■ **Task requirements**: In the listing below, tally the lines that hold "JSON" and report that number by itself.

■ **Records supplied**:

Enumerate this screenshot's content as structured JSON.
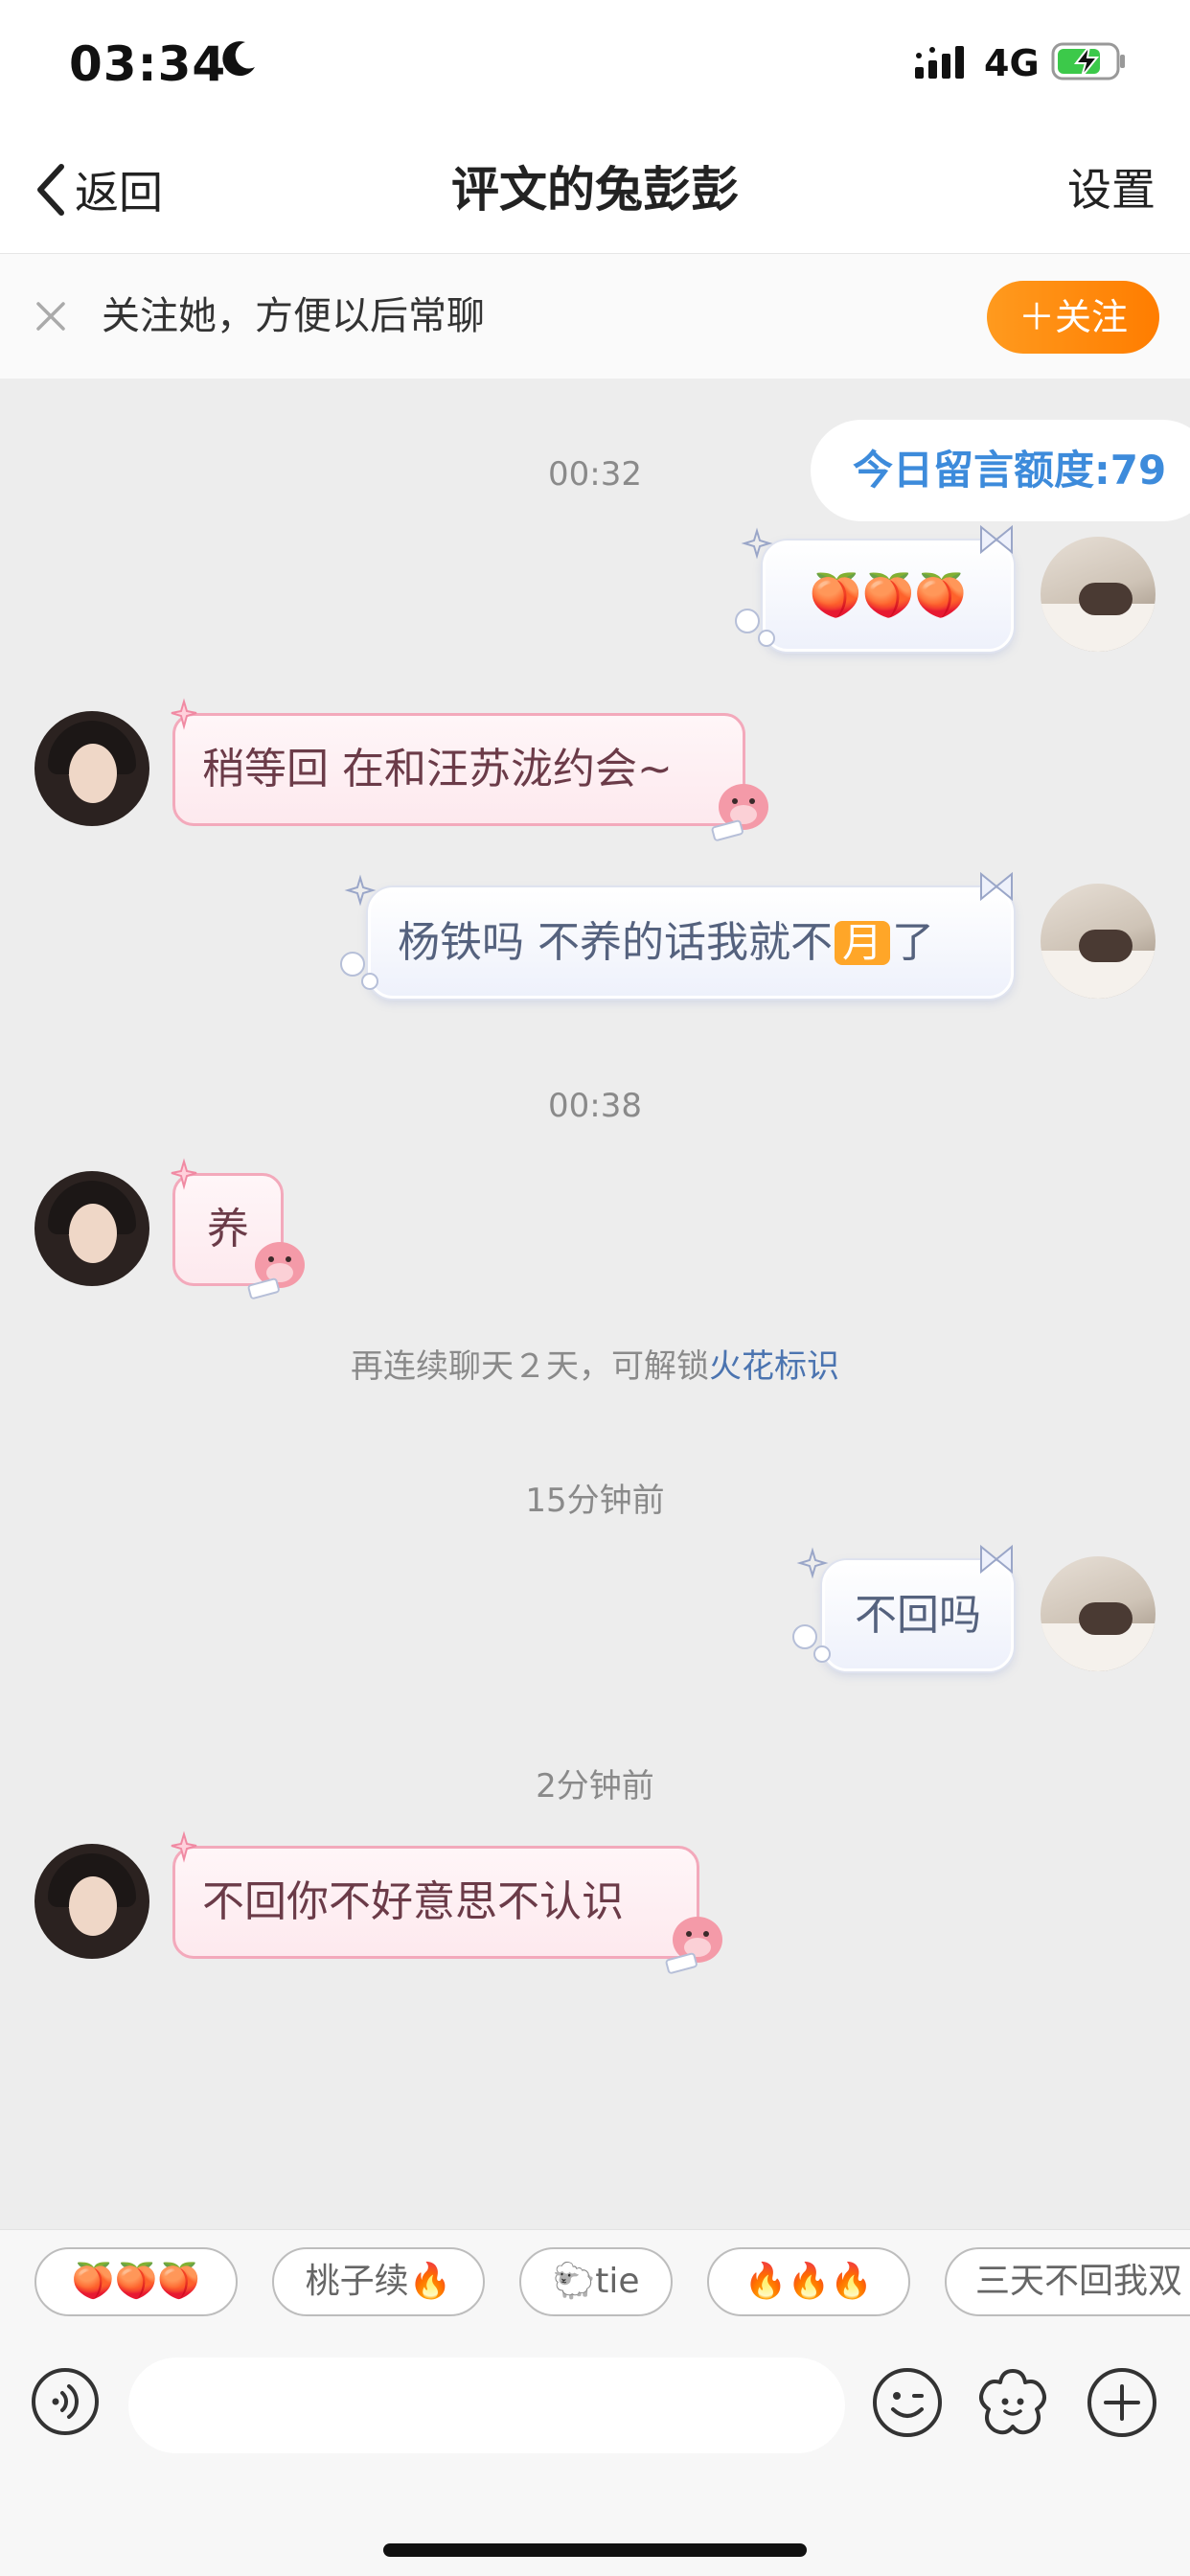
{
  "status_bar": {
    "time": "03:34",
    "network": "4G",
    "icons": [
      "moon-icon",
      "signal-icon",
      "battery-charging-icon"
    ]
  },
  "nav": {
    "back_label": "返回",
    "title": "评文的兔彭彭",
    "settings_label": "设置"
  },
  "follow_bar": {
    "prompt": "关注她，方便以后常聊",
    "button_label": "＋关注"
  },
  "quota": {
    "label": "今日留言额度:79"
  },
  "timestamps": [
    "00:32",
    "00:38",
    "15分钟前",
    "2分钟前"
  ],
  "messages": [
    {
      "side": "right",
      "text": "🍑🍑🍑"
    },
    {
      "side": "left",
      "text": "稍等回 在和汪苏泷约会~"
    },
    {
      "side": "right",
      "text_before": "杨铁吗 不养的话我就不",
      "boxed": "月",
      "text_after": "了"
    },
    {
      "side": "left",
      "text": "养"
    },
    {
      "side": "right",
      "text": "不回吗"
    },
    {
      "side": "left",
      "text": "不回你不好意思不认识"
    }
  ],
  "system_notice": {
    "text": "再连续聊天２天，可解锁",
    "highlight": "火花标识"
  },
  "quick_replies": [
    "🍑🍑🍑",
    "桃子续🔥",
    "🐑tie",
    "🔥🔥🔥",
    "三天不回我双"
  ],
  "input": {
    "placeholder": ""
  },
  "colors": {
    "accent_orange": "#ff8a0f",
    "quota_blue": "#3d8bdb",
    "left_bubble_border": "#f3a9bb",
    "background": "#ededed"
  }
}
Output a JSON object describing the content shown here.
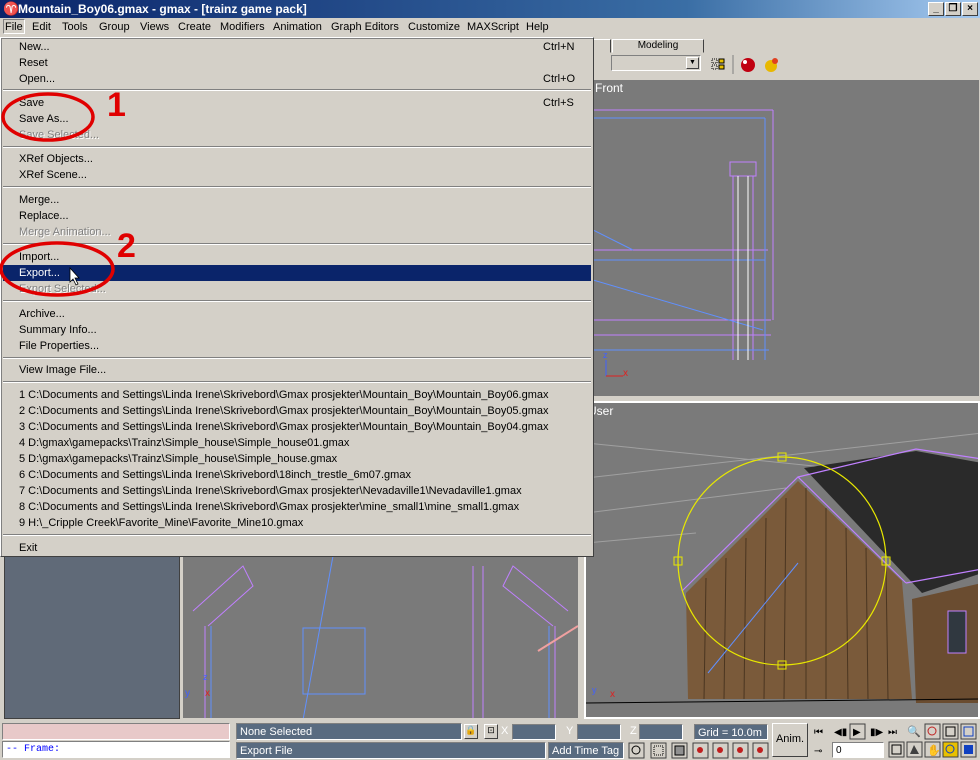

■ **Response for this exercise**: 2